→ DATA SUPPLIED

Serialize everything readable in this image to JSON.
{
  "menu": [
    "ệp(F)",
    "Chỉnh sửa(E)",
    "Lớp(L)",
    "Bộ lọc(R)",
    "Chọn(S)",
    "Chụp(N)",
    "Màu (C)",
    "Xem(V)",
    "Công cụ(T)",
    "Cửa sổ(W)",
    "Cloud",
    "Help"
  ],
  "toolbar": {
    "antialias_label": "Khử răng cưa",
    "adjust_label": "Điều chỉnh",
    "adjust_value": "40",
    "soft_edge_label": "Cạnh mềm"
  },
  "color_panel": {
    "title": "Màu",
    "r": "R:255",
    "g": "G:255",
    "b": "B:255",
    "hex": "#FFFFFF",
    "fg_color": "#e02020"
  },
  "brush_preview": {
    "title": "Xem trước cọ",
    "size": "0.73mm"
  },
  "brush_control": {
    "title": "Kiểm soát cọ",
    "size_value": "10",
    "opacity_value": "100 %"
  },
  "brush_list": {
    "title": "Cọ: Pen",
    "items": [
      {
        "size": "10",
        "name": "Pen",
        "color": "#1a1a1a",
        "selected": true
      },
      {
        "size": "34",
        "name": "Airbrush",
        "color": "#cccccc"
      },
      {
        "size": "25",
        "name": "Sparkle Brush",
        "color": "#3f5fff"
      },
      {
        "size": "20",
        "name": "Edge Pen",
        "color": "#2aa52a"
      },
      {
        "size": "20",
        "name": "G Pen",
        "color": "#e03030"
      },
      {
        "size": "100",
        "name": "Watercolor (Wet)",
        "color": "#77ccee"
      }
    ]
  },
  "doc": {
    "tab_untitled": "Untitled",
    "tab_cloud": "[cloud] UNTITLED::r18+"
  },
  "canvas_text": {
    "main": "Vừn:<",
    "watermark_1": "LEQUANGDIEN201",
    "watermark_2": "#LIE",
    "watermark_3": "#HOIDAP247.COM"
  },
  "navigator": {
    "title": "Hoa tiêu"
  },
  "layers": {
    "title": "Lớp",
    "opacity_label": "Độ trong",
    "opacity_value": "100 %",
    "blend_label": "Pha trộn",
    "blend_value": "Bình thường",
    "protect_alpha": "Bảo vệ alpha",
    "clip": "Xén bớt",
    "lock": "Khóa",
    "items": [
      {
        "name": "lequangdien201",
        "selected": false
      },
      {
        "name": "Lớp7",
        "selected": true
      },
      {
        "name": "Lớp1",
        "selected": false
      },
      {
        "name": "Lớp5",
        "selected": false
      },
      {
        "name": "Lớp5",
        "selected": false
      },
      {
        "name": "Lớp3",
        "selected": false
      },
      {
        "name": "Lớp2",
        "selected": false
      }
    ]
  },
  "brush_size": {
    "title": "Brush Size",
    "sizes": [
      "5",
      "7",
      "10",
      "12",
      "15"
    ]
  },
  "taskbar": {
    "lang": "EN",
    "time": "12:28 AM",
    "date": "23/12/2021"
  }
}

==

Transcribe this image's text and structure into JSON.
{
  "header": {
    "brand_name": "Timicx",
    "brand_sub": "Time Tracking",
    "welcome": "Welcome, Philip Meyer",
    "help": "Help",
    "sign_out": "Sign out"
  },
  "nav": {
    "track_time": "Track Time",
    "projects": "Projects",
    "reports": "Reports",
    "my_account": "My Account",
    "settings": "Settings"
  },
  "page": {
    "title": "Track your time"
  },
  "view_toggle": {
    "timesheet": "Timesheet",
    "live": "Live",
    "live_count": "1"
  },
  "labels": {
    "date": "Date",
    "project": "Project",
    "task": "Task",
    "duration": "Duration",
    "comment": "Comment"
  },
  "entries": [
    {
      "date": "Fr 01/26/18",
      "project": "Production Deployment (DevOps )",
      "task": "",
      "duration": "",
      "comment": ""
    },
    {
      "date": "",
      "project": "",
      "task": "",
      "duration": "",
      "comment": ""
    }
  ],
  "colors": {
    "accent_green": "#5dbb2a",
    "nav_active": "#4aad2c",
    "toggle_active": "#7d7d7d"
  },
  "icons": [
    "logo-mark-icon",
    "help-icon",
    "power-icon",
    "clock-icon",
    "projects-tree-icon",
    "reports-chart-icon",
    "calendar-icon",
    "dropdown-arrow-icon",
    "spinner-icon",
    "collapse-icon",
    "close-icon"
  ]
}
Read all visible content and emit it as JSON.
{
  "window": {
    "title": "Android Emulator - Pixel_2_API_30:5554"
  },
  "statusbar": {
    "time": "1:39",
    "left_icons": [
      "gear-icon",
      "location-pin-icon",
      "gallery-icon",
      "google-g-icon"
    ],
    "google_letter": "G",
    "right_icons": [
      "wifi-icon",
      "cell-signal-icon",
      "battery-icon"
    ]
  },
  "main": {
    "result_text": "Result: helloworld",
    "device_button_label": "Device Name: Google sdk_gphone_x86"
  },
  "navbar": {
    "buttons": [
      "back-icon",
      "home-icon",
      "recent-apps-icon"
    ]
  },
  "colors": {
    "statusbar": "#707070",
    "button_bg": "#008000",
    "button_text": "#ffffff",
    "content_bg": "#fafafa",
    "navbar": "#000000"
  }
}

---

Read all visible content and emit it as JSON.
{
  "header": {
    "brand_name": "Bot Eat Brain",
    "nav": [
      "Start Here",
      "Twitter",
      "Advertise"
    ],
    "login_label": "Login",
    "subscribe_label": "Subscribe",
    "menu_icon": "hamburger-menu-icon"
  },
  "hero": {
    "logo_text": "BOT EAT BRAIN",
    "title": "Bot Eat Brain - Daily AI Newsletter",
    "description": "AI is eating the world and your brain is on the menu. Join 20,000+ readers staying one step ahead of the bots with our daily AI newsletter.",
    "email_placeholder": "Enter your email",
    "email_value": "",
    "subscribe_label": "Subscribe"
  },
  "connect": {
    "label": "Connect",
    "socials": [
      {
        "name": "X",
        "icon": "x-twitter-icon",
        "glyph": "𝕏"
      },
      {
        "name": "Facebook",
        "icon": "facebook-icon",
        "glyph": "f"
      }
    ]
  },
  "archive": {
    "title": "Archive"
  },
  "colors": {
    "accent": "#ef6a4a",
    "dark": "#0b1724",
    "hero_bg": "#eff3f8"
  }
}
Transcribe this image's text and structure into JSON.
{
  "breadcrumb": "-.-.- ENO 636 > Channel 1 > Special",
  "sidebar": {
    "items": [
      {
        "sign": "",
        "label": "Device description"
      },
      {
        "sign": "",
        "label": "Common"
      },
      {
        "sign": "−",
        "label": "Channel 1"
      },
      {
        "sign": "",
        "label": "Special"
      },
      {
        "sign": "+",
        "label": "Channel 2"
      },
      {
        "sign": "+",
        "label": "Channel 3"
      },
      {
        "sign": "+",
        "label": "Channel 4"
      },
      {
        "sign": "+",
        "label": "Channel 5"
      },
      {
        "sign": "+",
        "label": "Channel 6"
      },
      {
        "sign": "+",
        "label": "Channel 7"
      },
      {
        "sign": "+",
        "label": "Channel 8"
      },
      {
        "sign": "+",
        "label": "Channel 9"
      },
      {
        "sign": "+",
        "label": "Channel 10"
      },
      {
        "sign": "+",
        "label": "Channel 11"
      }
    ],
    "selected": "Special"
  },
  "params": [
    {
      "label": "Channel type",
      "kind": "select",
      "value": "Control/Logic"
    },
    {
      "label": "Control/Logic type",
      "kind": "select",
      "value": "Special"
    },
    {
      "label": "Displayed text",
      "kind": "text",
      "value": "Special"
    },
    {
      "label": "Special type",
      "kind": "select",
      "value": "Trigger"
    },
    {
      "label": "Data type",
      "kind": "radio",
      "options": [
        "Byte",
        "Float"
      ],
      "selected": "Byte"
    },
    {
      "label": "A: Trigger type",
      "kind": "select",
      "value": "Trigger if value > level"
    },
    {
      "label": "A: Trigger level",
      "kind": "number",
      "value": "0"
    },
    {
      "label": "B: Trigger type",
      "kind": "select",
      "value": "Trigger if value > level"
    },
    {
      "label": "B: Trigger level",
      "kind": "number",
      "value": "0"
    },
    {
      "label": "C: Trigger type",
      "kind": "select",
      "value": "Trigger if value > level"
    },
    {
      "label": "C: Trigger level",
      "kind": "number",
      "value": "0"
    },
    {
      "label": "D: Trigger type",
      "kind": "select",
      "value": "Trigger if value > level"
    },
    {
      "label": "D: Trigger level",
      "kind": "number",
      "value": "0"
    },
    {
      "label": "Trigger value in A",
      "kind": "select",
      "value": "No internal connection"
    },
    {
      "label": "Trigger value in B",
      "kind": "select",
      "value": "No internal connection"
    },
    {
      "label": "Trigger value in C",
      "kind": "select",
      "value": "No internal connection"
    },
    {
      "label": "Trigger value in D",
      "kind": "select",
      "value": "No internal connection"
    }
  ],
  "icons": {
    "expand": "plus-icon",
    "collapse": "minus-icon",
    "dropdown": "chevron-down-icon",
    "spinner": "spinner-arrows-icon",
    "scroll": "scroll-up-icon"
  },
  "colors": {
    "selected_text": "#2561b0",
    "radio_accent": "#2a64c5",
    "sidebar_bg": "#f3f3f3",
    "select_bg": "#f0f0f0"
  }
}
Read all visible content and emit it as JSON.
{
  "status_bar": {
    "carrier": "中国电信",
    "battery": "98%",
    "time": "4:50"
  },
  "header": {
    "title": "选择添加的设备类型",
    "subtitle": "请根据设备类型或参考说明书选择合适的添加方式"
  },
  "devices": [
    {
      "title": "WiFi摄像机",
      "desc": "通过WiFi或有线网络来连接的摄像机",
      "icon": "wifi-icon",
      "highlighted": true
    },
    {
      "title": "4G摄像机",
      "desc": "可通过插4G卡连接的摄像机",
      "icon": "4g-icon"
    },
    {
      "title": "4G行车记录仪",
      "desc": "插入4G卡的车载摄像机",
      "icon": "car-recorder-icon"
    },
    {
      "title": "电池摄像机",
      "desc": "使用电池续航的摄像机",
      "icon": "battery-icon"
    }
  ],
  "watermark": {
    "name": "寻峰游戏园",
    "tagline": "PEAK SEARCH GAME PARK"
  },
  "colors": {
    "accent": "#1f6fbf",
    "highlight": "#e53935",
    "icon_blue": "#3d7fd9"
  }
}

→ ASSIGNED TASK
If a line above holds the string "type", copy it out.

→ RESPONSE TO THIS TASK
      "label": "Channel type",
      "label": "Control/Logic type",
      "label": "Special type",
      "label": "Data type",
      "label": "A: Trigger type",
      "label": "B: Trigger type",
      "label": "C: Trigger type",
      "label": "D: Trigger type",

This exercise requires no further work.